Directions: Reproduce every record precisely, leaving no line out.

===== Data provided =====

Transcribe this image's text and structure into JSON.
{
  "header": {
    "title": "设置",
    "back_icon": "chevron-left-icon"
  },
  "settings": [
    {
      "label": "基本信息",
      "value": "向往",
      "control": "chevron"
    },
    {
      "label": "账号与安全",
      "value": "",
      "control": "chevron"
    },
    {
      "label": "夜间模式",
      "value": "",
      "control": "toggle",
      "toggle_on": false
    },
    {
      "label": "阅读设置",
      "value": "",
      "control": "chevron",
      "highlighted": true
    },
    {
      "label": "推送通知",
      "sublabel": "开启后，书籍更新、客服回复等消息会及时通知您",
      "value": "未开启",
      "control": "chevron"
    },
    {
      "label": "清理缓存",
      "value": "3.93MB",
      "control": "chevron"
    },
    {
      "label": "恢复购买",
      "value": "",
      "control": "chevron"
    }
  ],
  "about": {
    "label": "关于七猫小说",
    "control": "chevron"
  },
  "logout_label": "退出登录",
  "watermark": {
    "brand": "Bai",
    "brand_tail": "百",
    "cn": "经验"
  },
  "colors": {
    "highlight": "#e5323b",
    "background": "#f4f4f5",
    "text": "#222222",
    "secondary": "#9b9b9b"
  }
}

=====

Result of the task:
Transcribe this image's text and structure into JSON.
{
  "header": {
    "title": "设置",
    "back_icon": "chevron-left-icon"
  },
  "settings": [
    {
      "label": "基本信息",
      "value": "向往",
      "control": "chevron"
    },
    {
      "label": "账号与安全",
      "value": "",
      "control": "chevron"
    },
    {
      "label": "夜间模式",
      "value": "",
      "control": "toggle",
      "toggle_on": false
    },
    {
      "label": "阅读设置",
      "value": "",
      "control": "chevron",
      "highlighted": true
    },
    {
      "label": "推送通知",
      "sublabel": "开启后，书籍更新、客服回复等消息会及时通知您",
      "value": "未开启",
      "control": "chevron"
    },
    {
      "label": "清理缓存",
      "value": "3.93MB",
      "control": "chevron"
    },
    {
      "label": "恢复购买",
      "value": "",
      "control": "chevron"
    }
  ],
  "about": {
    "label": "关于七猫小说",
    "control": "chevron"
  },
  "logout_label": "退出登录",
  "watermark": {
    "brand": "Bai",
    "brand_tail": "百",
    "cn": "经验"
  },
  "colors": {
    "highlight": "#e5323b",
    "background": "#f4f4f5",
    "text": "#222222",
    "secondary": "#9b9b9b"
  }
}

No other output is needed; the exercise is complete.